The net effect is that each eye still is only presented with 60 unique active video frames per second with each one being 3 x 1/480 sec. = 1/160 sec. long. Projectors using this approach are displaying the active frames for each eye for 3 out of 8 consecutive 1/480 sec. intervals, or 37.5% of the time, rather than 25% of the time as in the previous example. Thus there will be less light loss than with the previously described approach used by the 240Hz LCD flat panels 3D TVs and certain 240 Hz 3D LCoS projectors. With this Epson/Panasonic approach the real question becomes: do the LCD micro-display chips have a short enough response time to fully transition between left and right sequential active frames during the 1/480 sec. where the black frame is being inserted. Initial reports have been that 3D crosstalk on these new Panasonic and Epson projectors is visible at times as is also the case with LCoS based 3D projectors (and much less so with DLP 3D projectors).
I hope in future blogs to do some comparisons on the level of 3D crosstalk achieved by some different types of 3D projectors.

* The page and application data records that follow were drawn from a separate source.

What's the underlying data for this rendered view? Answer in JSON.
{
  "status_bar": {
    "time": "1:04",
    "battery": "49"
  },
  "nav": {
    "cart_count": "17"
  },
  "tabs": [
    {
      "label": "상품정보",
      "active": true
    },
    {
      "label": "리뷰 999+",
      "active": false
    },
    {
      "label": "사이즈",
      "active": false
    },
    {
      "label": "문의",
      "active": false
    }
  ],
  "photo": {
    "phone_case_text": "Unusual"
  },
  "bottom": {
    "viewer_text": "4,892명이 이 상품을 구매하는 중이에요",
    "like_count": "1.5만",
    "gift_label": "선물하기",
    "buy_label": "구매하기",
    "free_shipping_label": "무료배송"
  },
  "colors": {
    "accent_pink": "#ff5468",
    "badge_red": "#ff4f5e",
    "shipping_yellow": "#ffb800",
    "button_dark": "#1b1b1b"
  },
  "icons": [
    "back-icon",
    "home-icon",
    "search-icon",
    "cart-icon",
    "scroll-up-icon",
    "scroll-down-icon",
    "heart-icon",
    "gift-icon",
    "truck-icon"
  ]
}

Finally, just a quick update on the upcoming 2012 models JVC 3D projectors. All JVC projectors use LCoS technology sold under the JVC trade name DILA. A nice color brochure is now available from the JVC UK consumer division web site – HERE. JVC offers both a consumer version (i.e., X30, X70, X90) and a profession version (i.e., RS45, RS55, RS65) that are virtually identical. The first of these new JVC 3D projectors are expected to start showing up at dealers in the United States during December.